> TASK PROMPT: Quote the entries word for word. Omit the pictures.

=== SOURCE MATERIAL ===

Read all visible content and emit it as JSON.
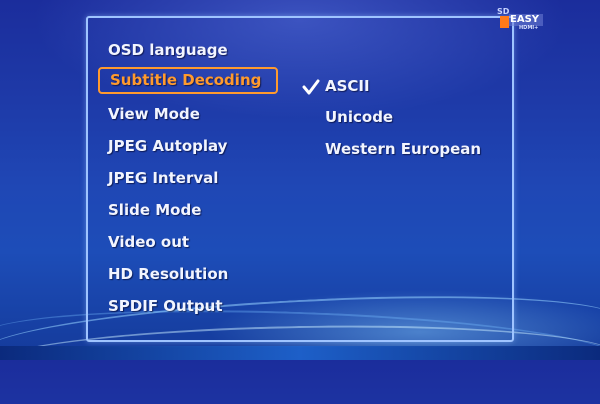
{
  "logo": {
    "top_text": "SD",
    "main_text": "EASY",
    "sub_text": "HDMI+"
  },
  "menu": {
    "items": [
      {
        "label": "OSD language",
        "selected": false
      },
      {
        "label": "Subtitle Decoding",
        "selected": true
      },
      {
        "label": "View Mode",
        "selected": false
      },
      {
        "label": "JPEG Autoplay",
        "selected": false
      },
      {
        "label": "JPEG Interval",
        "selected": false
      },
      {
        "label": "Slide Mode",
        "selected": false
      },
      {
        "label": "Video out",
        "selected": false
      },
      {
        "label": "HD Resolution",
        "selected": false
      },
      {
        "label": "SPDIF Output",
        "selected": false
      }
    ]
  },
  "submenu": {
    "options": [
      {
        "label": "ASCII",
        "checked": true
      },
      {
        "label": "Unicode",
        "checked": false
      },
      {
        "label": "Western European",
        "checked": false
      }
    ]
  },
  "colors": {
    "selected": "#ff9a2e",
    "text": "#f2f5ff",
    "border": "#9fc4ff"
  },
  "icons": {
    "check": "check-icon",
    "logo": "easy-hdmi-logo"
  }
}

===

> RESULT BELOW:
Read all visible content and emit it as JSON.
{
  "logo": {
    "top_text": "SD",
    "main_text": "EASY",
    "sub_text": "HDMI+"
  },
  "menu": {
    "items": [
      {
        "label": "OSD language",
        "selected": false
      },
      {
        "label": "Subtitle Decoding",
        "selected": true
      },
      {
        "label": "View Mode",
        "selected": false
      },
      {
        "label": "JPEG Autoplay",
        "selected": false
      },
      {
        "label": "JPEG Interval",
        "selected": false
      },
      {
        "label": "Slide Mode",
        "selected": false
      },
      {
        "label": "Video out",
        "selected": false
      },
      {
        "label": "HD Resolution",
        "selected": false
      },
      {
        "label": "SPDIF Output",
        "selected": false
      }
    ]
  },
  "submenu": {
    "options": [
      {
        "label": "ASCII",
        "checked": true
      },
      {
        "label": "Unicode",
        "checked": false
      },
      {
        "label": "Western European",
        "checked": false
      }
    ]
  },
  "colors": {
    "selected": "#ff9a2e",
    "text": "#f2f5ff",
    "border": "#9fc4ff"
  },
  "icons": {
    "check": "check-icon",
    "logo": "easy-hdmi-logo"
  }
}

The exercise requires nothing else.